- REQUIREMENT
Which of the lines in the data mention the string "timecode"? List them all.

- DATA LISTING
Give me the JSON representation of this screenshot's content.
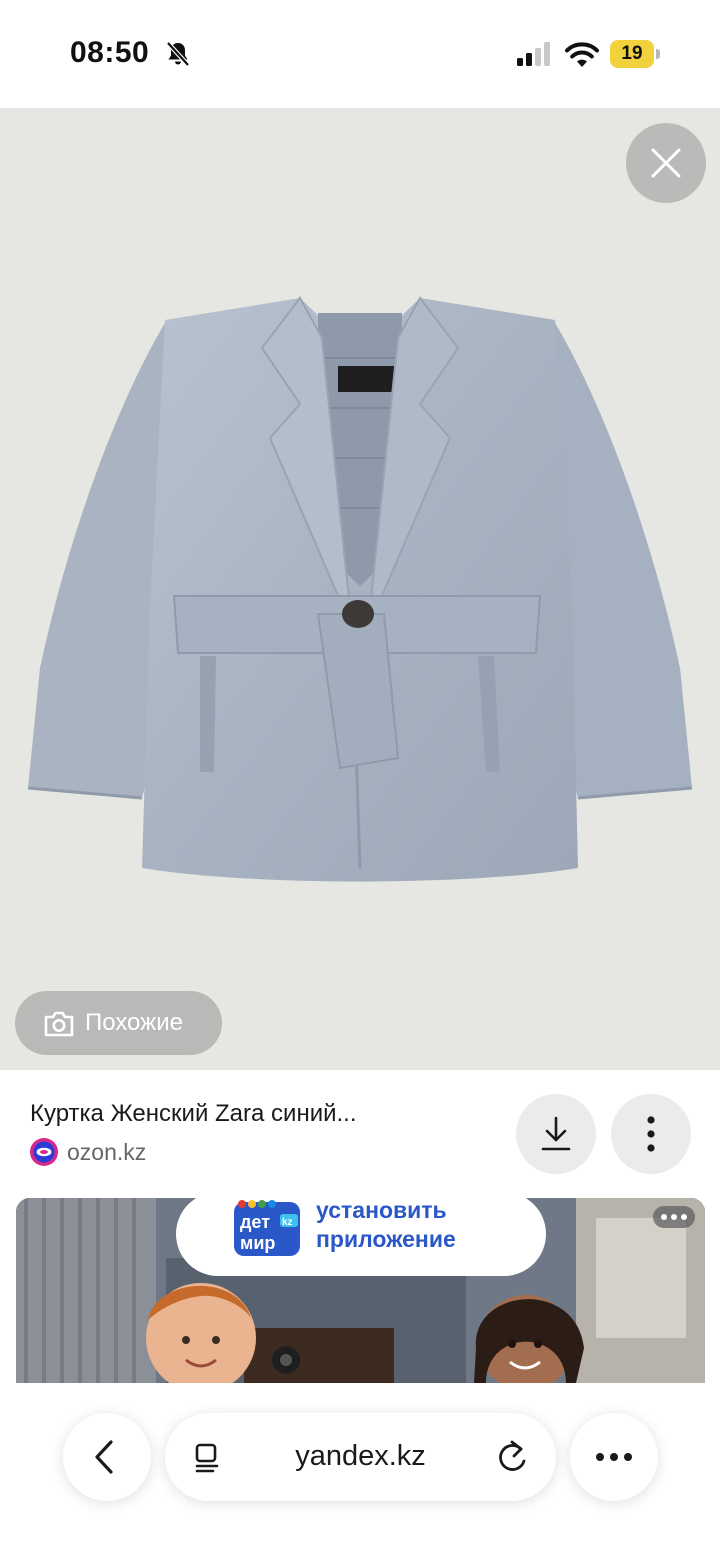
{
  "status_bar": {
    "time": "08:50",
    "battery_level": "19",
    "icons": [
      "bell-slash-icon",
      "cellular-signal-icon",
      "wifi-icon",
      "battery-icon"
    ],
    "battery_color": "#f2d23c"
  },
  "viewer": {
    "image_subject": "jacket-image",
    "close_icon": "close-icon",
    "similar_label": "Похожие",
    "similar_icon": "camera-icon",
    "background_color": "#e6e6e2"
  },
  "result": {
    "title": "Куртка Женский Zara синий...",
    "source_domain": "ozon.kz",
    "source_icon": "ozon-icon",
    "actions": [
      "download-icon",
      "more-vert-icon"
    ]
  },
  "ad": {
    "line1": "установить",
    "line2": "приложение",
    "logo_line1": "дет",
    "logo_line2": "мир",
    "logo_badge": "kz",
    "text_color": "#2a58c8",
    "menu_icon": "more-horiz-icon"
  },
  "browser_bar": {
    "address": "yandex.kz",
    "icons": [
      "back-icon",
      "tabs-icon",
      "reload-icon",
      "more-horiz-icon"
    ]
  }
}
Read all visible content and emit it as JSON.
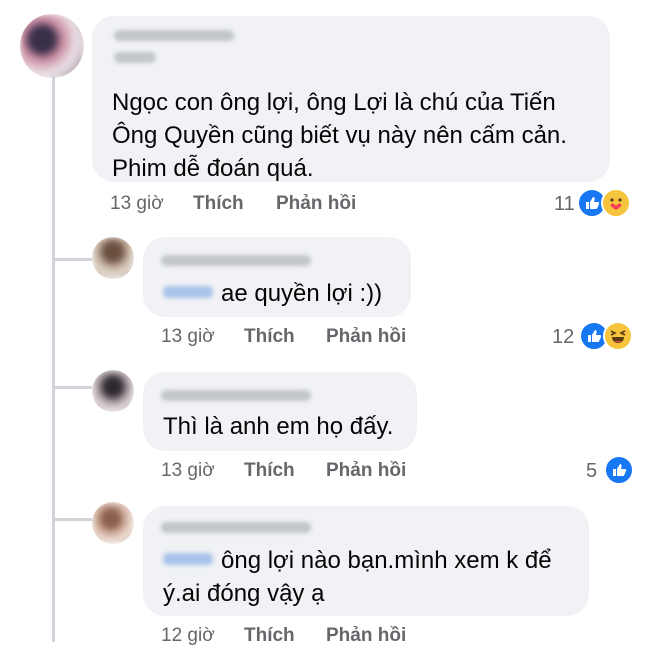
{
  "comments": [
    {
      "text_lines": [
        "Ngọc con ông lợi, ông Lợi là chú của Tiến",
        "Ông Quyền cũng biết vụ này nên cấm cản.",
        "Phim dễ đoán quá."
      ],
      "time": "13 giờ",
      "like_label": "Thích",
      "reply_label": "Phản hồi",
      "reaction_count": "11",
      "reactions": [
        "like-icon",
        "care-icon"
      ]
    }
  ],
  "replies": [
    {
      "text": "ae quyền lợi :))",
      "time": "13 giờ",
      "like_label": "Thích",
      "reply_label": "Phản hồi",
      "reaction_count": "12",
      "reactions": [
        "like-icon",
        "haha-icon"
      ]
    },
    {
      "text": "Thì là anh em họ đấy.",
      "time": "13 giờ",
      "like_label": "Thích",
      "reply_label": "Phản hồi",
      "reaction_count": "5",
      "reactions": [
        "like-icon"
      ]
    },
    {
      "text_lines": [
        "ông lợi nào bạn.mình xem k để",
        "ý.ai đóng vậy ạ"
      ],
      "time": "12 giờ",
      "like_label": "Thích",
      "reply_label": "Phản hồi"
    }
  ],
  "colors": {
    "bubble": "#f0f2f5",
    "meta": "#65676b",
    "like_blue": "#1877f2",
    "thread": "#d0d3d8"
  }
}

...

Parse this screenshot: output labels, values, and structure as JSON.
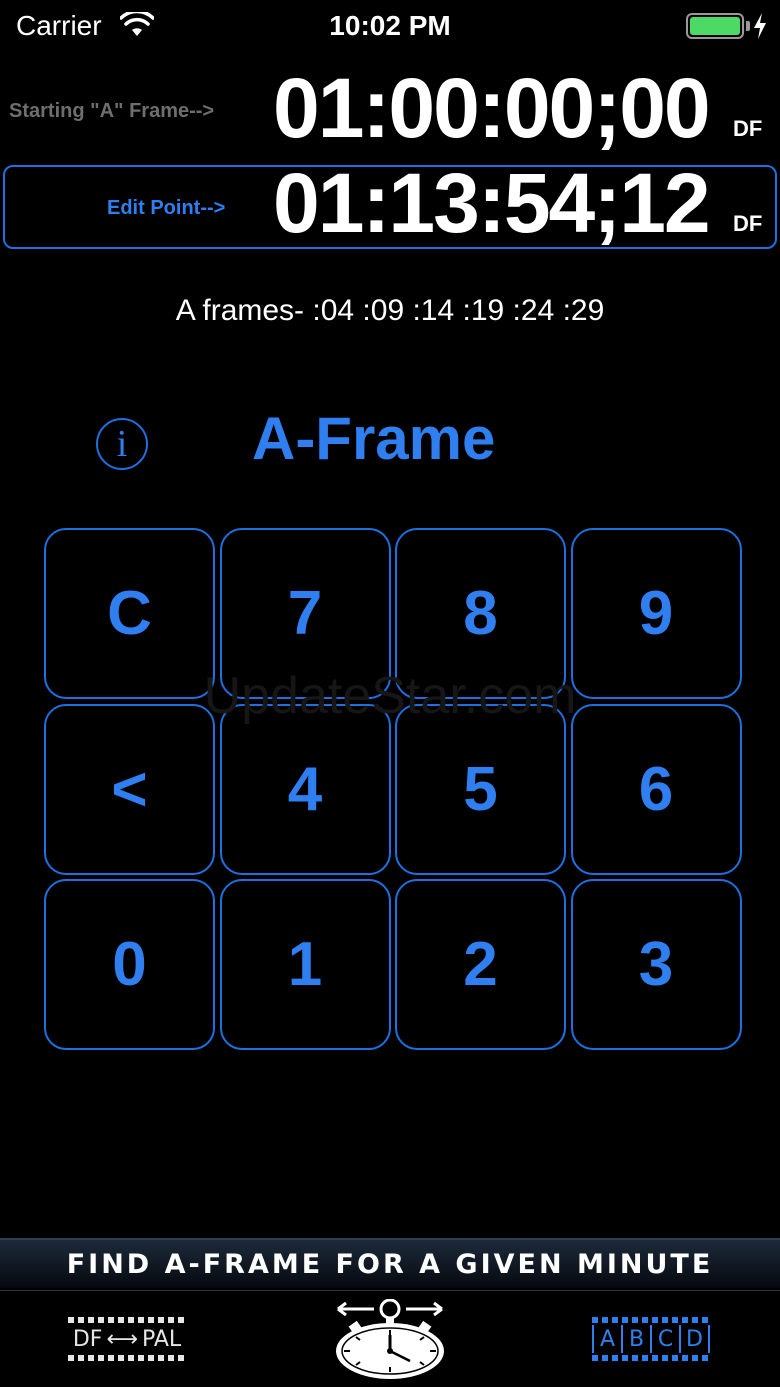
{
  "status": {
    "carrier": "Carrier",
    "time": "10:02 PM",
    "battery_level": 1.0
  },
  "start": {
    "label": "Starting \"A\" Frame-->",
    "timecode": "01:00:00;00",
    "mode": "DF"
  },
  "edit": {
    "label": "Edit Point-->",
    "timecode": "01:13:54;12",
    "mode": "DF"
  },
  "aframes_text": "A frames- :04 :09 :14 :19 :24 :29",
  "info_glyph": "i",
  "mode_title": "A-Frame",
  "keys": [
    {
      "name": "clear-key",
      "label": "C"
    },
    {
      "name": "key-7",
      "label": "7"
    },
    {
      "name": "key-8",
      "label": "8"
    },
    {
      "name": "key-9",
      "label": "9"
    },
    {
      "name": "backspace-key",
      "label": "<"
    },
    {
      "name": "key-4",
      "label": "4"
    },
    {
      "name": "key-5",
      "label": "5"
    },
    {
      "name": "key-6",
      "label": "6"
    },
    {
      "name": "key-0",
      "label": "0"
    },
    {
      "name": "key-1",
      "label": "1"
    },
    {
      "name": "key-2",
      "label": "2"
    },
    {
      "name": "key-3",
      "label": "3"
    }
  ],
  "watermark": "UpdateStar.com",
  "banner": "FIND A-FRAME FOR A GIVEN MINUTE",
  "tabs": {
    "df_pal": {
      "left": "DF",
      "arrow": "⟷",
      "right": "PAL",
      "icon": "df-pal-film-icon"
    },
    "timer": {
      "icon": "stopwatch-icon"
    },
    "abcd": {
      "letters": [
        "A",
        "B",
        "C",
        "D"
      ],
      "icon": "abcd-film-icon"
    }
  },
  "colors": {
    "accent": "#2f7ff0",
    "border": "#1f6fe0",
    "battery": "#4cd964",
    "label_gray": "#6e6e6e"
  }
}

- TASK RESULT
    "timecode": "01:00:00;00",
    "timecode": "01:13:54;12",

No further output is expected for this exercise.